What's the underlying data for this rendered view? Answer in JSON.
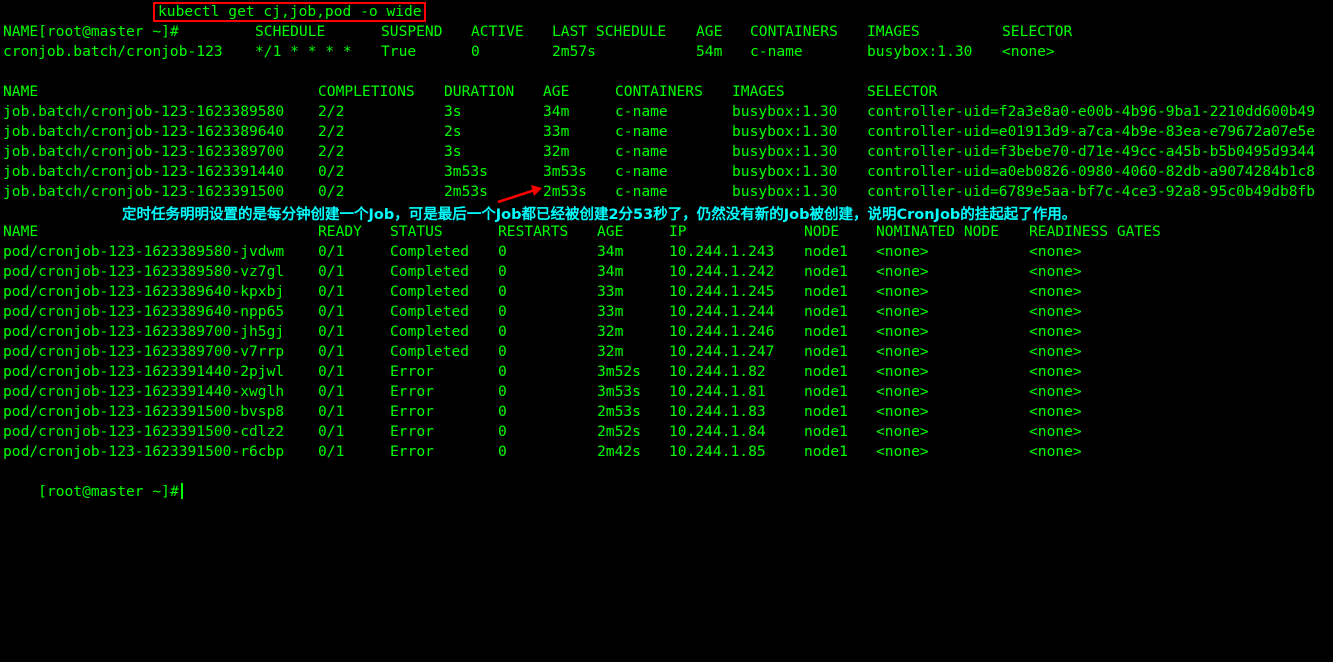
{
  "colors": {
    "background": "#000000",
    "text": "#00ff00",
    "highlight_box": "#ff0000",
    "annotation": "#00ffff",
    "arrow": "#ff0000"
  },
  "command": {
    "prompt": "[root@master ~]#",
    "text": "kubectl get cj,job,pod -o wide"
  },
  "cronjobs": {
    "headers": [
      "NAME",
      "SCHEDULE",
      "SUSPEND",
      "ACTIVE",
      "LAST SCHEDULE",
      "AGE",
      "CONTAINERS",
      "IMAGES",
      "SELECTOR"
    ],
    "rows": [
      [
        "cronjob.batch/cronjob-123",
        "*/1 * * * *",
        "True",
        "0",
        "2m57s",
        "54m",
        "c-name",
        "busybox:1.30",
        "<none>"
      ]
    ]
  },
  "jobs": {
    "headers": [
      "NAME",
      "COMPLETIONS",
      "DURATION",
      "AGE",
      "CONTAINERS",
      "IMAGES",
      "SELECTOR"
    ],
    "rows": [
      [
        "job.batch/cronjob-123-1623389580",
        "2/2",
        "3s",
        "34m",
        "c-name",
        "busybox:1.30",
        "controller-uid=f2a3e8a0-e00b-4b96-9ba1-2210dd600b49"
      ],
      [
        "job.batch/cronjob-123-1623389640",
        "2/2",
        "2s",
        "33m",
        "c-name",
        "busybox:1.30",
        "controller-uid=e01913d9-a7ca-4b9e-83ea-e79672a07e5e"
      ],
      [
        "job.batch/cronjob-123-1623389700",
        "2/2",
        "3s",
        "32m",
        "c-name",
        "busybox:1.30",
        "controller-uid=f3bebe70-d71e-49cc-a45b-b5b0495d9344"
      ],
      [
        "job.batch/cronjob-123-1623391440",
        "0/2",
        "3m53s",
        "3m53s",
        "c-name",
        "busybox:1.30",
        "controller-uid=a0eb0826-0980-4060-82db-a9074284b1c8"
      ],
      [
        "job.batch/cronjob-123-1623391500",
        "0/2",
        "2m53s",
        "2m53s",
        "c-name",
        "busybox:1.30",
        "controller-uid=6789e5aa-bf7c-4ce3-92a8-95c0b49db8fb"
      ]
    ]
  },
  "annotation": "定时任务明明设置的是每分钟创建一个Job，可是最后一个Job都已经被创建2分53秒了，仍然没有新的Job被创建，说明CronJob的挂起起了作用。",
  "pods": {
    "headers": [
      "NAME",
      "READY",
      "STATUS",
      "RESTARTS",
      "AGE",
      "IP",
      "NODE",
      "NOMINATED NODE",
      "READINESS GATES"
    ],
    "rows": [
      [
        "pod/cronjob-123-1623389580-jvdwm",
        "0/1",
        "Completed",
        "0",
        "34m",
        "10.244.1.243",
        "node1",
        "<none>",
        "<none>"
      ],
      [
        "pod/cronjob-123-1623389580-vz7gl",
        "0/1",
        "Completed",
        "0",
        "34m",
        "10.244.1.242",
        "node1",
        "<none>",
        "<none>"
      ],
      [
        "pod/cronjob-123-1623389640-kpxbj",
        "0/1",
        "Completed",
        "0",
        "33m",
        "10.244.1.245",
        "node1",
        "<none>",
        "<none>"
      ],
      [
        "pod/cronjob-123-1623389640-npp65",
        "0/1",
        "Completed",
        "0",
        "33m",
        "10.244.1.244",
        "node1",
        "<none>",
        "<none>"
      ],
      [
        "pod/cronjob-123-1623389700-jh5gj",
        "0/1",
        "Completed",
        "0",
        "32m",
        "10.244.1.246",
        "node1",
        "<none>",
        "<none>"
      ],
      [
        "pod/cronjob-123-1623389700-v7rrp",
        "0/1",
        "Completed",
        "0",
        "32m",
        "10.244.1.247",
        "node1",
        "<none>",
        "<none>"
      ],
      [
        "pod/cronjob-123-1623391440-2pjwl",
        "0/1",
        "Error",
        "0",
        "3m52s",
        "10.244.1.82",
        "node1",
        "<none>",
        "<none>"
      ],
      [
        "pod/cronjob-123-1623391440-xwglh",
        "0/1",
        "Error",
        "0",
        "3m53s",
        "10.244.1.81",
        "node1",
        "<none>",
        "<none>"
      ],
      [
        "pod/cronjob-123-1623391500-bvsp8",
        "0/1",
        "Error",
        "0",
        "2m53s",
        "10.244.1.83",
        "node1",
        "<none>",
        "<none>"
      ],
      [
        "pod/cronjob-123-1623391500-cdlz2",
        "0/1",
        "Error",
        "0",
        "2m52s",
        "10.244.1.84",
        "node1",
        "<none>",
        "<none>"
      ],
      [
        "pod/cronjob-123-1623391500-r6cbp",
        "0/1",
        "Error",
        "0",
        "2m42s",
        "10.244.1.85",
        "node1",
        "<none>",
        "<none>"
      ]
    ]
  },
  "final_prompt": "[root@master ~]#"
}
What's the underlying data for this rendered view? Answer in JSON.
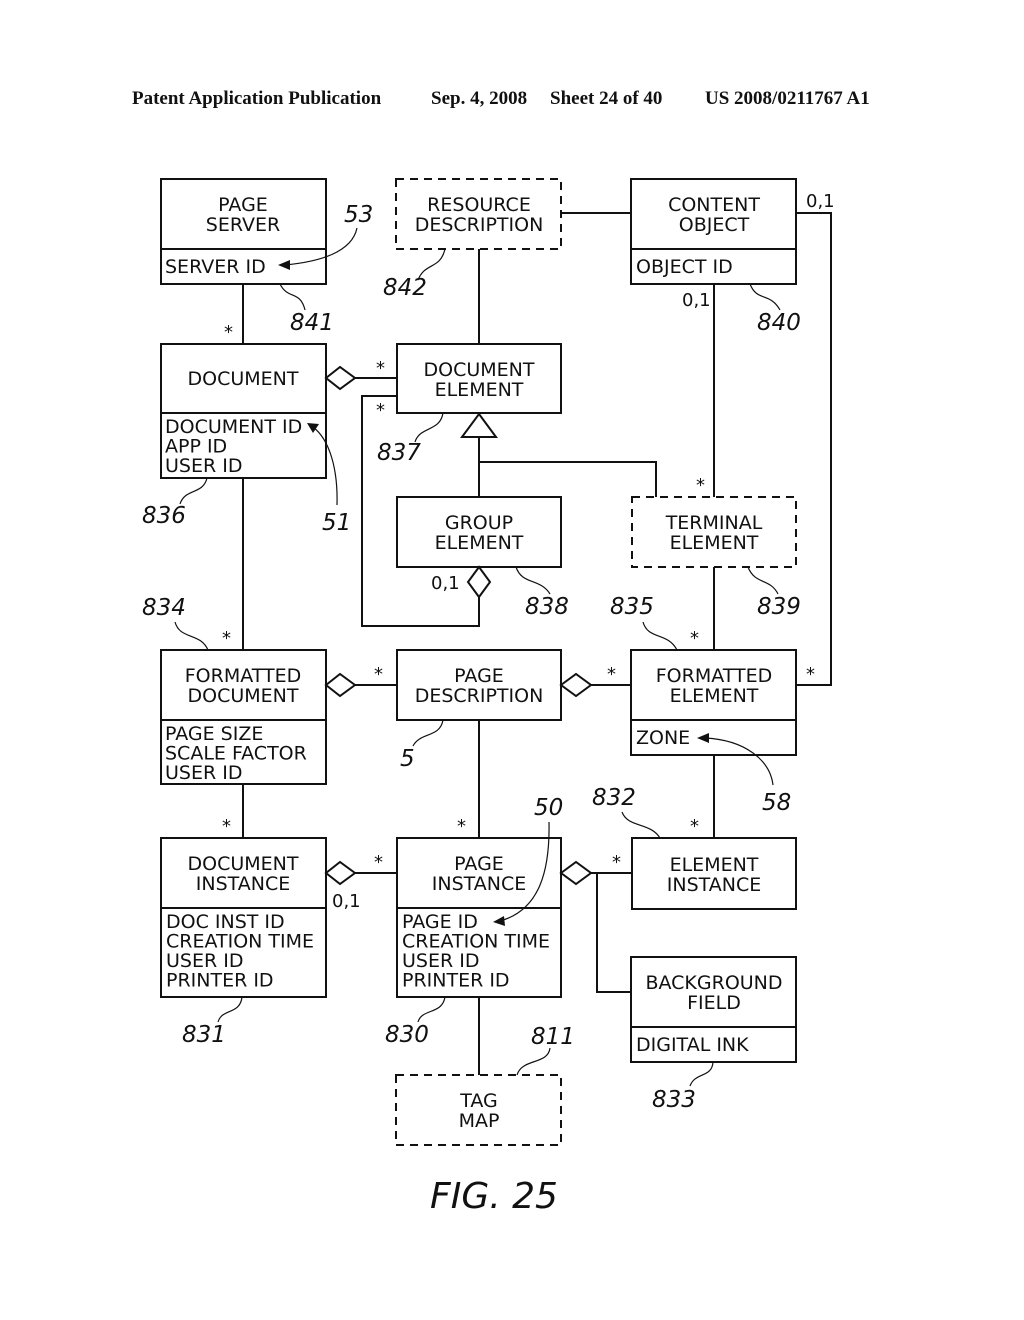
{
  "header": {
    "publication": "Patent Application Publication",
    "date": "Sep. 4, 2008",
    "sheet": "Sheet 24 of 40",
    "number": "US 2008/0211767 A1"
  },
  "figure_label": "FIG. 25",
  "classes": {
    "page_server": {
      "title": [
        "PAGE",
        "SERVER"
      ],
      "attributes": [
        "SERVER ID"
      ],
      "ref": "841",
      "style": "solid"
    },
    "resource_description": {
      "title": [
        "RESOURCE",
        "DESCRIPTION"
      ],
      "attributes": [],
      "ref": "842",
      "style": "dashed"
    },
    "content_object": {
      "title": [
        "CONTENT",
        "OBJECT"
      ],
      "attributes": [
        "OBJECT ID"
      ],
      "ref": "840",
      "style": "solid"
    },
    "document": {
      "title": [
        "DOCUMENT"
      ],
      "attributes": [
        "DOCUMENT ID",
        "APP ID",
        "USER ID"
      ],
      "ref": "836",
      "style": "solid"
    },
    "document_element": {
      "title": [
        "DOCUMENT",
        "ELEMENT"
      ],
      "attributes": [],
      "ref": "837",
      "style": "solid"
    },
    "group_element": {
      "title": [
        "GROUP",
        "ELEMENT"
      ],
      "attributes": [],
      "ref": "838",
      "style": "solid"
    },
    "terminal_element": {
      "title": [
        "TERMINAL",
        "ELEMENT"
      ],
      "attributes": [],
      "ref": "839",
      "style": "dashed"
    },
    "formatted_document": {
      "title": [
        "FORMATTED",
        "DOCUMENT"
      ],
      "attributes": [
        "PAGE SIZE",
        "SCALE FACTOR",
        "USER ID"
      ],
      "ref": "834",
      "style": "solid"
    },
    "page_description": {
      "title": [
        "PAGE",
        "DESCRIPTION"
      ],
      "attributes": [],
      "ref": "5",
      "style": "solid"
    },
    "formatted_element": {
      "title": [
        "FORMATTED",
        "ELEMENT"
      ],
      "attributes": [
        "ZONE"
      ],
      "ref": "835",
      "style": "solid"
    },
    "document_instance": {
      "title": [
        "DOCUMENT",
        "INSTANCE"
      ],
      "attributes": [
        "DOC INST ID",
        "CREATION TIME",
        "USER ID",
        "PRINTER ID"
      ],
      "ref": "831",
      "style": "solid"
    },
    "page_instance": {
      "title": [
        "PAGE",
        "INSTANCE"
      ],
      "attributes": [
        "PAGE ID",
        "CREATION TIME",
        "USER ID",
        "PRINTER ID"
      ],
      "ref": "830",
      "style": "solid"
    },
    "element_instance": {
      "title": [
        "ELEMENT",
        "INSTANCE"
      ],
      "attributes": [],
      "ref": "832",
      "style": "solid"
    },
    "background_field": {
      "title": [
        "BACKGROUND",
        "FIELD"
      ],
      "attributes": [
        "DIGITAL INK"
      ],
      "ref": "833",
      "style": "solid"
    },
    "tag_map": {
      "title": [
        "TAG",
        "MAP"
      ],
      "attributes": [],
      "ref": "811",
      "style": "dashed"
    }
  },
  "pointer_refs": {
    "server_id": "53",
    "document_id": "51",
    "zone": "58",
    "page_id": "50"
  },
  "multiplicities": {
    "many": "*",
    "zero_or_one": "0,1"
  },
  "relationships": [
    {
      "from": "page_server",
      "to": "document",
      "type": "association",
      "to_mult": "*"
    },
    {
      "from": "resource_description",
      "to": "content_object",
      "type": "association"
    },
    {
      "from": "resource_description",
      "to": "document_element",
      "type": "association"
    },
    {
      "from": "document",
      "to": "document_element",
      "type": "aggregation",
      "to_mult": "*"
    },
    {
      "from": "group_element",
      "to": "document_element",
      "type": "aggregation",
      "from_mult": "0,1",
      "to_mult": "*"
    },
    {
      "from": "group_element",
      "to": "document_element",
      "type": "generalization"
    },
    {
      "from": "terminal_element",
      "to": "document_element",
      "type": "generalization"
    },
    {
      "from": "content_object",
      "to": "terminal_element",
      "type": "association",
      "from_mult": "0,1",
      "to_mult": "*"
    },
    {
      "from": "content_object",
      "to": "formatted_element",
      "type": "association",
      "from_mult": "0,1",
      "to_mult": "*"
    },
    {
      "from": "document",
      "to": "formatted_document",
      "type": "association",
      "to_mult": "*"
    },
    {
      "from": "terminal_element",
      "to": "formatted_element",
      "type": "association",
      "to_mult": "*"
    },
    {
      "from": "formatted_document",
      "to": "page_description",
      "type": "aggregation",
      "to_mult": "*"
    },
    {
      "from": "page_description",
      "to": "formatted_element",
      "type": "aggregation",
      "to_mult": "*"
    },
    {
      "from": "formatted_document",
      "to": "document_instance",
      "type": "association",
      "to_mult": "*"
    },
    {
      "from": "page_description",
      "to": "page_instance",
      "type": "association",
      "to_mult": "*"
    },
    {
      "from": "formatted_element",
      "to": "element_instance",
      "type": "association",
      "to_mult": "*"
    },
    {
      "from": "document_instance",
      "to": "page_instance",
      "type": "aggregation",
      "from_mult": "0,1",
      "to_mult": "*"
    },
    {
      "from": "page_instance",
      "to": "element_instance",
      "type": "aggregation",
      "to_mult": "*"
    },
    {
      "from": "page_instance",
      "to": "background_field",
      "type": "aggregation"
    },
    {
      "from": "page_instance",
      "to": "tag_map",
      "type": "association"
    }
  ]
}
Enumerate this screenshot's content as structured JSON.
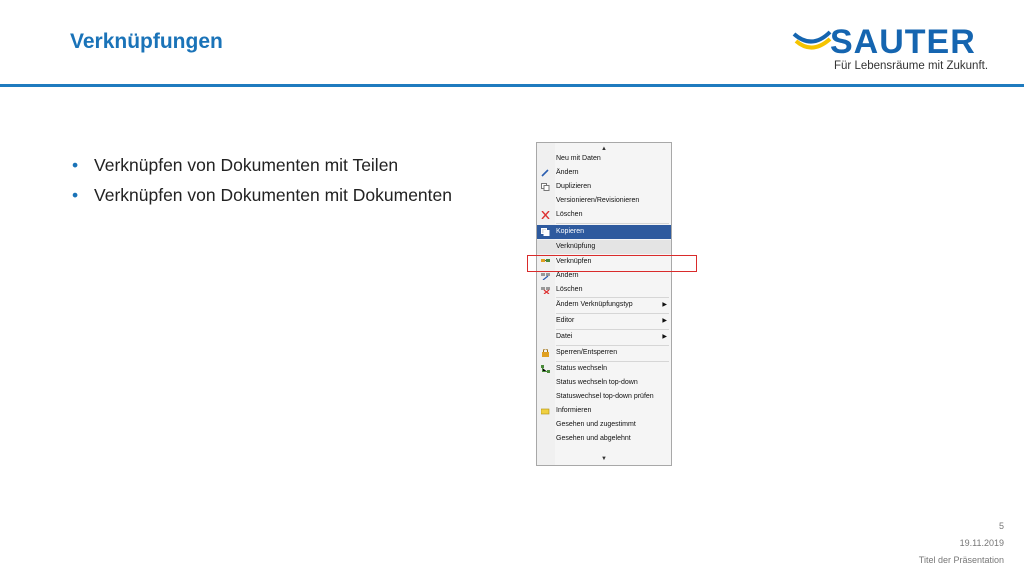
{
  "slide": {
    "title": "Verknüpfungen",
    "bullets": [
      "Verknüpfen von Dokumenten mit Teilen",
      "Verknüpfen von Dokumenten mit Dokumenten"
    ]
  },
  "logo": {
    "wordmark": "SAUTER",
    "tagline": "Für Lebensräume mit Zukunft.",
    "colors": {
      "primary": "#1565b0",
      "accent": "#f5c400"
    }
  },
  "context_menu": {
    "items": [
      {
        "label": "Neu mit Daten",
        "icon": "",
        "submenu": false
      },
      {
        "label": "Ändern",
        "icon": "pencil-icon",
        "submenu": false
      },
      {
        "label": "Duplizieren",
        "icon": "duplicate-icon",
        "submenu": false
      },
      {
        "label": "Versionieren/Revisionieren",
        "icon": "",
        "submenu": false
      },
      {
        "label": "Löschen",
        "icon": "delete-x-icon",
        "submenu": false
      },
      {
        "label": "Kopieren",
        "icon": "copy-icon",
        "submenu": false,
        "selected": true
      },
      {
        "label": "Verknüpfung",
        "icon": "",
        "submenu": false,
        "group_header": true
      },
      {
        "label": "Verknüpfen",
        "icon": "link-icon",
        "submenu": false,
        "highlighted": true
      },
      {
        "label": "Ändern",
        "icon": "link-edit-icon",
        "submenu": false
      },
      {
        "label": "Löschen",
        "icon": "link-delete-icon",
        "submenu": false
      },
      {
        "label": "Ändern Verknüpfungstyp",
        "icon": "",
        "submenu": true
      },
      {
        "label": "Editor",
        "icon": "",
        "submenu": true
      },
      {
        "label": "Datei",
        "icon": "",
        "submenu": true
      },
      {
        "label": "Sperren/Entsperren",
        "icon": "lock-icon",
        "submenu": false
      },
      {
        "label": "Status wechseln",
        "icon": "status-icon",
        "submenu": false
      },
      {
        "label": "Status wechseln top-down",
        "icon": "",
        "submenu": false
      },
      {
        "label": "Statuswechsel top-down prüfen",
        "icon": "",
        "submenu": false
      },
      {
        "label": "Informieren",
        "icon": "inform-icon",
        "submenu": false
      },
      {
        "label": "Gesehen und zugestimmt",
        "icon": "",
        "submenu": false
      },
      {
        "label": "Gesehen und abgelehnt",
        "icon": "",
        "submenu": false
      }
    ],
    "highlight_color": "#d92b2b",
    "selection_color": "#2e5a9e"
  },
  "footer": {
    "page_number": "5",
    "date": "19.11.2019",
    "presentation_title": "Titel der Präsentation"
  }
}
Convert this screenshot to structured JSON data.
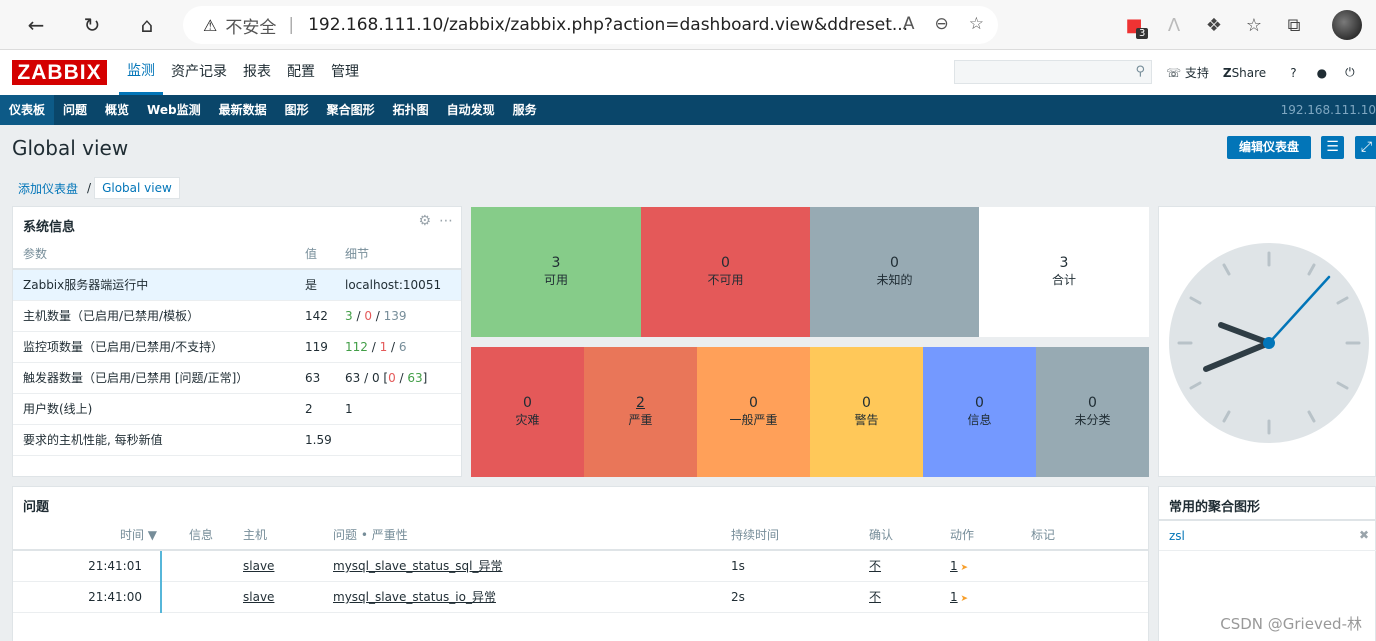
{
  "browser": {
    "security_label": "不安全",
    "url": "192.168.111.10/zabbix/zabbix.php?action=dashboard.view&ddreset...",
    "ext_badge": "3"
  },
  "header": {
    "logo": "ZABBIX",
    "menu": [
      "监测",
      "资产记录",
      "报表",
      "配置",
      "管理"
    ],
    "support": "支持",
    "share": "Share",
    "help": "?",
    "user_icon": "user-icon",
    "logout_icon": "power-icon"
  },
  "submenu": {
    "items": [
      "仪表板",
      "问题",
      "概览",
      "Web监测",
      "最新数据",
      "图形",
      "聚合图形",
      "拓扑图",
      "自动发现",
      "服务"
    ],
    "server_ip": "192.168.111.10"
  },
  "page": {
    "title": "Global view",
    "edit_button": "编辑仪表盘",
    "breadcrumb": [
      "添加仪表盘",
      "Global view"
    ]
  },
  "system_info": {
    "title": "系统信息",
    "headers": [
      "参数",
      "值",
      "细节"
    ],
    "rows": [
      {
        "param": "Zabbix服务器端运行中",
        "value": "是",
        "detail": "localhost:10051"
      },
      {
        "param": "主机数量（已启用/已禁用/模板）",
        "value": "142",
        "d1": "3",
        "d2": "0",
        "d3": "139"
      },
      {
        "param": "监控项数量（已启用/已禁用/不支持）",
        "value": "119",
        "d1": "112",
        "d2": "1",
        "d3": "6"
      },
      {
        "param": "触发器数量（已启用/已禁用 [问题/正常]）",
        "value": "63",
        "d1": "63 / 0 [",
        "d2": "0",
        "d3": "63",
        "d4": "]"
      },
      {
        "param": "用户数(线上)",
        "value": "2",
        "detail": "1"
      },
      {
        "param": "要求的主机性能, 每秒新值",
        "value": "1.59",
        "detail": ""
      }
    ]
  },
  "host_availability": [
    {
      "count": "3",
      "label": "可用",
      "color": "#86cc89"
    },
    {
      "count": "0",
      "label": "不可用",
      "color": "#e45959"
    },
    {
      "count": "0",
      "label": "未知的",
      "color": "#97aab3"
    },
    {
      "count": "3",
      "label": "合计",
      "color": "#ffffff"
    }
  ],
  "problems_by_severity": [
    {
      "count": "0",
      "label": "灾难",
      "color": "#e45959"
    },
    {
      "count": "2",
      "label": "严重",
      "color": "#e97659"
    },
    {
      "count": "0",
      "label": "一般严重",
      "color": "#ffa059"
    },
    {
      "count": "0",
      "label": "警告",
      "color": "#ffc859"
    },
    {
      "count": "0",
      "label": "信息",
      "color": "#7499ff"
    },
    {
      "count": "0",
      "label": "未分类",
      "color": "#97aab3"
    }
  ],
  "problems": {
    "title": "问题",
    "headers": [
      "时间 ▼",
      "信息",
      "主机",
      "问题 • 严重性",
      "持续时间",
      "确认",
      "动作",
      "标记"
    ],
    "rows": [
      {
        "time": "21:41:01",
        "host": "slave",
        "problem": "mysql_slave_status_sql_异常",
        "duration": "1s",
        "ack": "不",
        "actions": "1"
      },
      {
        "time": "21:41:00",
        "host": "slave",
        "problem": "mysql_slave_status_io_异常",
        "duration": "2s",
        "ack": "不",
        "actions": "1"
      }
    ]
  },
  "fav_graphs": {
    "title": "常用的聚合图形",
    "items": [
      "zsl"
    ]
  },
  "watermark": "CSDN @Grieved-林"
}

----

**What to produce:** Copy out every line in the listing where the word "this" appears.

**Your solution:**
What's the underlying data for this rendered view? Answer in JSON.
What's the underlying data for this rendered view? Answer in JSON.
Enumerate this screenshot's content as structured JSON.
Convert this screenshot to structured JSON data.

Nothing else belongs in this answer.